Since 1945, the Royal Marines have been Freemen of the town of Deal, giving them the right to march through the town with fixed bayonets, drums beating and colours flying. From time to time, to the delight of the local residents, they exercised this privilege. The pictures show the regiment on a march through the town to St. George's Church, where a simple service was held on the pavement outside.
For almost 100 years, the band had led the Deal Carnival through the town during Regatta Week, but this tradition ended after the bombing of the barracks by the IRA. Exactly one week after that terrible day, the entire personnel of the School of Music marched through the crowded streets as a gesture of defiance. Spaces were left in the ranks where the eleven men of the Staff Band would have normally marched.
The tradition of summer concerts on the bandstand was kept up until the end, with crowds of people bringing picnic suppers and sitting on the grass in the South Barracks to listen to a wide range of music.
The final farewell came on Thursday 21st March 1996 when, in pouring rain, around 6000 people crowded round the parade ground in front of the Sergeants' Mess to witness the Massed Bands beating the retreat. Thousands more lined the streets or watched from windows overlooking the barracks. At the end of the evening, the crowds followed the bands out of the South Barracks and down the Strand to the strains of "A Life on the Ocean Wave". Passing the bandstand, the order for "eyes right" was given. As they entered the East Barracks and the gates were locked behind them for ever, there was hardly a dry eye. It was a day the people of Deal will never forget - the fight to keep "our" Marines was lost.

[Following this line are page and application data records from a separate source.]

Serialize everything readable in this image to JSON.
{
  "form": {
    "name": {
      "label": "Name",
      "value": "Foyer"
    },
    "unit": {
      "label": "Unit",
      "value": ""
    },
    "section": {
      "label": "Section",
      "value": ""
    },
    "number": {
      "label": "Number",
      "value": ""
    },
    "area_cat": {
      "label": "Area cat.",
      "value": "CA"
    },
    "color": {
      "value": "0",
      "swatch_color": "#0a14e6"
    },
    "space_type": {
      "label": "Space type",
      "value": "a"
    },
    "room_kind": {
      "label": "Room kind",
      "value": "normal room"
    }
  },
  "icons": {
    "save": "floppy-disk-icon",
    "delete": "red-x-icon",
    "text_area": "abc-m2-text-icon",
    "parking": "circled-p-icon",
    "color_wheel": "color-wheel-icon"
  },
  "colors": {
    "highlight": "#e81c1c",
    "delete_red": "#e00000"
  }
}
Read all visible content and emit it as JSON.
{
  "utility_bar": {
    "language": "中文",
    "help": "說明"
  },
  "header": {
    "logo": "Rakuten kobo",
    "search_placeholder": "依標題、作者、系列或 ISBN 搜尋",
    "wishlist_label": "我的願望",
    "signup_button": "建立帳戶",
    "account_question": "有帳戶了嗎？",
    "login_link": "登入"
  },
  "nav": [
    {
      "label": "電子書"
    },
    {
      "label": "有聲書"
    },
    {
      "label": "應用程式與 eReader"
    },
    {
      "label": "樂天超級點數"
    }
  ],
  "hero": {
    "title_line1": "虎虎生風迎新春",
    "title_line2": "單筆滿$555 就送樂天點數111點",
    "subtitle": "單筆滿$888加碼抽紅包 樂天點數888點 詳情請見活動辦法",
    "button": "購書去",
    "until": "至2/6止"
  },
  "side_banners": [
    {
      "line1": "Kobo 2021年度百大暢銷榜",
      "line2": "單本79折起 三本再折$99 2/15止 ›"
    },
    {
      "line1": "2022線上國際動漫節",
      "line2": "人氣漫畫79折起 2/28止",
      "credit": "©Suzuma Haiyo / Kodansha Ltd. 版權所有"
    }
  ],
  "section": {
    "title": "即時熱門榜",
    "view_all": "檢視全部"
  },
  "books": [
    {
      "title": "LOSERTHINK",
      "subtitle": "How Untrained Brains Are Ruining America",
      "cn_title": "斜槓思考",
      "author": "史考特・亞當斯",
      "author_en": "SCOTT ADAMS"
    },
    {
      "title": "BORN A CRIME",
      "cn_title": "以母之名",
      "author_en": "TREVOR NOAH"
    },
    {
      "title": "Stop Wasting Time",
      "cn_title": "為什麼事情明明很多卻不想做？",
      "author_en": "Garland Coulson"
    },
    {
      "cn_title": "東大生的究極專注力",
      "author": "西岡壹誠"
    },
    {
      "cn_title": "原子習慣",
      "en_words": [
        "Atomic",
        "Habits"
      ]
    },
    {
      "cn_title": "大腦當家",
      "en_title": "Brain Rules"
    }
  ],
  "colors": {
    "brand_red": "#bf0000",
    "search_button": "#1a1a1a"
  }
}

The band still returns to Deal every summer to perform on the Memorial Bandstand before packed crowds as part of the Sunday afternoon concert season.